Summer at the lake

Intellect and Virtue

By John Garvey

Catholic News Service

Chemists and economists speak of equilibrium conditions, where the concentrations of reactants and products, or supply and demand, are in balance. If you have a bottle of soda water with the cap on, carbon dioxide bubbles up from the water, but molecules dissolve back into the liquid at the same rate. Neither state gets ahead.

I’ve been thinking about this analogy as we prepare for our annual vacation to the lake. It’s a muddy little reservoir in western Pennsylvania, where I grew up. Our friends are going to Greece; Banff, Canada; and Mount Desert Island, Maine.

I used to feel inadequate about our holiday plans. Going to the lake was so prosaic. But I have concluded that there is a kind of equilibrium at work in the matter of vacation choices.

The summer our oldest got married we rented a cottage on Chappaquiddick, Massachusetts, across the road from one of my sisters.

It was very fashionable. Chappaquiddick is beautiful. The beach was sandy. The fishing was stupendous. My brother-in-law and I rented a boat and guide and caught flounder like we were professionals.

The Chappy ferry runs all day to Edgartown, and the girls, who are coffee snobs, would go to Espresso Love for lattes in the morning, just because they could. And buy stuff.

That’s on the plus side. On the other hand, the cottage cost about a zillion dollars. To get there, you had to book passage on the ferry to Martha’s Vineyard a year in advance. You land at Oak Bluffs and sit in bumper-to-bumper traffic behind cars belching exhaust at you for the six miles to Edgartown.

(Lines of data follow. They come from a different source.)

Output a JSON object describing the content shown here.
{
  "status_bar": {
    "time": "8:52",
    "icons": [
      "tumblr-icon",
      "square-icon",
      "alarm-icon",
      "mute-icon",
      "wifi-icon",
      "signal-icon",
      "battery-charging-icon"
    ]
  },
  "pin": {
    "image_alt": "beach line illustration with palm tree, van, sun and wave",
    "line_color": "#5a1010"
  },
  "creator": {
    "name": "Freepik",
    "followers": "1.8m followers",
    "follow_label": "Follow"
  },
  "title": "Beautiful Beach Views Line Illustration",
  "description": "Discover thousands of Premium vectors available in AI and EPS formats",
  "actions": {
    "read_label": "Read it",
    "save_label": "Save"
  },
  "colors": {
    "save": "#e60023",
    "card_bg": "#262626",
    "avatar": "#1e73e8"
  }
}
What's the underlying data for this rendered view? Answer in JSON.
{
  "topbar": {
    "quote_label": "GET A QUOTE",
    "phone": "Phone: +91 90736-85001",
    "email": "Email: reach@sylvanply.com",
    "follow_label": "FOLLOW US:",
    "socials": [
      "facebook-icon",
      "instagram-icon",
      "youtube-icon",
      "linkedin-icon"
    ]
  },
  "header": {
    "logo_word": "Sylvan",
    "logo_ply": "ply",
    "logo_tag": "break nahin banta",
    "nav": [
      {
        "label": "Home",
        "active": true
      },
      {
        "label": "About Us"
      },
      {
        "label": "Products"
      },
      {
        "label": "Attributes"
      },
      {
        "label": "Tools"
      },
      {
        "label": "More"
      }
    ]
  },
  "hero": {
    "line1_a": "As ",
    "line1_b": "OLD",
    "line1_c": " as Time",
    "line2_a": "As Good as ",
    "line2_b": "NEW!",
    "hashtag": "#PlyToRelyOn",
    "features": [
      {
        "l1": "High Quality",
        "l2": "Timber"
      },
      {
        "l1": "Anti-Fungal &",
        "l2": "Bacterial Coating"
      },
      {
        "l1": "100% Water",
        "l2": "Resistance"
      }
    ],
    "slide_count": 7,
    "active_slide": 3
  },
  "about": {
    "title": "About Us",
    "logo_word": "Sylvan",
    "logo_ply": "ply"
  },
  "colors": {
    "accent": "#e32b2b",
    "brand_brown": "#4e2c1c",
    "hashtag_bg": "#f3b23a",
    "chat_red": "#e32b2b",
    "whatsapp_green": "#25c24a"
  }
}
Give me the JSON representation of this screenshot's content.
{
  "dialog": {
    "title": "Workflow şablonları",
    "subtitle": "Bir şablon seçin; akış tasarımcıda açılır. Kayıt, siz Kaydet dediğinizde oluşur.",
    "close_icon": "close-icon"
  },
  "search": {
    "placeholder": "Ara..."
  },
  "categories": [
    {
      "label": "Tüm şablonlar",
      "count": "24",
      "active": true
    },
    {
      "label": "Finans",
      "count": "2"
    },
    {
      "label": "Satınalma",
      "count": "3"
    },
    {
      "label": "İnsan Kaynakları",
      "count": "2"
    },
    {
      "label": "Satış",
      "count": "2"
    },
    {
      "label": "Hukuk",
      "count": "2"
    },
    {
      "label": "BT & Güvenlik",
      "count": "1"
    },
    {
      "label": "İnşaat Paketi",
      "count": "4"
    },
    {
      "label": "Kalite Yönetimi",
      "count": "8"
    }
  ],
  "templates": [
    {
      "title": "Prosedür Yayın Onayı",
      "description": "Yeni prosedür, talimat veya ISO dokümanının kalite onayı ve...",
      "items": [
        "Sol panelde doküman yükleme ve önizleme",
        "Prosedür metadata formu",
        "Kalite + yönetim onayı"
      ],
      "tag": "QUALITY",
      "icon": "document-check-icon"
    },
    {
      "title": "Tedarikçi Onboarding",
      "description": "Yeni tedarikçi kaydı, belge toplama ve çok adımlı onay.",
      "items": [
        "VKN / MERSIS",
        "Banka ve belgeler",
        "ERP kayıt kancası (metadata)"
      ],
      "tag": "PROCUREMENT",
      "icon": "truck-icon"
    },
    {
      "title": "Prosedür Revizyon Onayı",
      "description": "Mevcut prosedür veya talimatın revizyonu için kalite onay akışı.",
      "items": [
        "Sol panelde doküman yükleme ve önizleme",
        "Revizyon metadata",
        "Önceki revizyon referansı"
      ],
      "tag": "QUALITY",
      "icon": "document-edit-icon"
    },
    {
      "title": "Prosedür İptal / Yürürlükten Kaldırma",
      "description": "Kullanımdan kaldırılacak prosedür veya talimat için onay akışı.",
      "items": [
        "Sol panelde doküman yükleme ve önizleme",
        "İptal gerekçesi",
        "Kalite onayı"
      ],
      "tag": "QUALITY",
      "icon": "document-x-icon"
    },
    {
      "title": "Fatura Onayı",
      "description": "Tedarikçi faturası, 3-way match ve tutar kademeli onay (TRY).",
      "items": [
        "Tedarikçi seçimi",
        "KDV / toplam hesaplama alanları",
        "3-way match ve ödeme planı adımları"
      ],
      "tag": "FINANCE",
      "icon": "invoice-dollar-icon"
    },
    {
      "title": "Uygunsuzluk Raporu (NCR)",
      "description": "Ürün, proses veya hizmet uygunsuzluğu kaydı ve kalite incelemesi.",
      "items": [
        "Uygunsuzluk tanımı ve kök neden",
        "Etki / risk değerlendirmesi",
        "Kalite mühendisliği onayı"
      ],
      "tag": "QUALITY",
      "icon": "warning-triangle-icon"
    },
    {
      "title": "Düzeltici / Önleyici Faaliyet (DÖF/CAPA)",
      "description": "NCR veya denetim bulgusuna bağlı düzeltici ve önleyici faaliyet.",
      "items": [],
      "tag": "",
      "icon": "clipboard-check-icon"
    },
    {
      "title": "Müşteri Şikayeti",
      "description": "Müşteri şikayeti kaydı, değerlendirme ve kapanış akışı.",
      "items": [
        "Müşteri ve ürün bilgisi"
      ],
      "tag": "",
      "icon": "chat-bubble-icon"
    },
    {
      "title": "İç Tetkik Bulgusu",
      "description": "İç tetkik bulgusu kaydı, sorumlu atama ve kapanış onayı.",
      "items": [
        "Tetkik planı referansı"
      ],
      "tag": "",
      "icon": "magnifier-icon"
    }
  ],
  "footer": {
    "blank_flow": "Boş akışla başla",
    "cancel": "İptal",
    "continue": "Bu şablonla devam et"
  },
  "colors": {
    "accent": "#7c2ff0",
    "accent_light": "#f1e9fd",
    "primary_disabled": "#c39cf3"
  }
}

Because I had foolishly waited until February to make arrangements for our car, I had to ferry it back to Falmouth on Wednesday and stow it in a parking lot. I forget how we got our goods off the island.

Compare that now to our beloved Lake Pymatuning. In the winter, when the ground freezes, we bring in truckloads of sand to make a kind of beach. If the water is high in the spring, the sand gets sucked into the lake. The nearest coffee shop is 32 miles away. If you are into shopping, there is a Tractor Supply that sells good tools and chicks (baby Plymouth Rocks, Orpingtons and Leghorns). There’s also a Walmart.

On the other hand, it’s free. Mother and dad gave the cottage to the children some years ago, and we take turns using it. The state runs a fish hatchery and maintains a bird sanctuary, so you can catch walleye and muskies, and see bald eagles. To protect the wildlife, the Pennsylvania Fish and Boat Commission forbids motors over 20 horsepower. So people sail.

Because it’s remote and unfashionable, there’s no one there. It’s so quiet you can hear frogs at night and mourning doves at dawn. There are no fancy restaurants, but if there were, they’d be cheap.

Our children and grandchildren think it’s heaven on earth. This is mostly because they don’t know better. Martha’s Vineyard, for all the inconvenience of the ferries, is far more beautiful.

But other people know this, so the vineyard is really crowded. And it would be like Times Square if the market didn’t screen so many more folks out by setting prices out of reach. My theory is that it has set them just at the point where it really is no better than the lake. The two destinations, in my mind, are in equilibrium.

And now that the population of grandchildren has grown to the mid-20s, fancier destinations would be out of our reach financially. It makes me glad the lake is just as good.

Garvey is president of The Catholic University of America.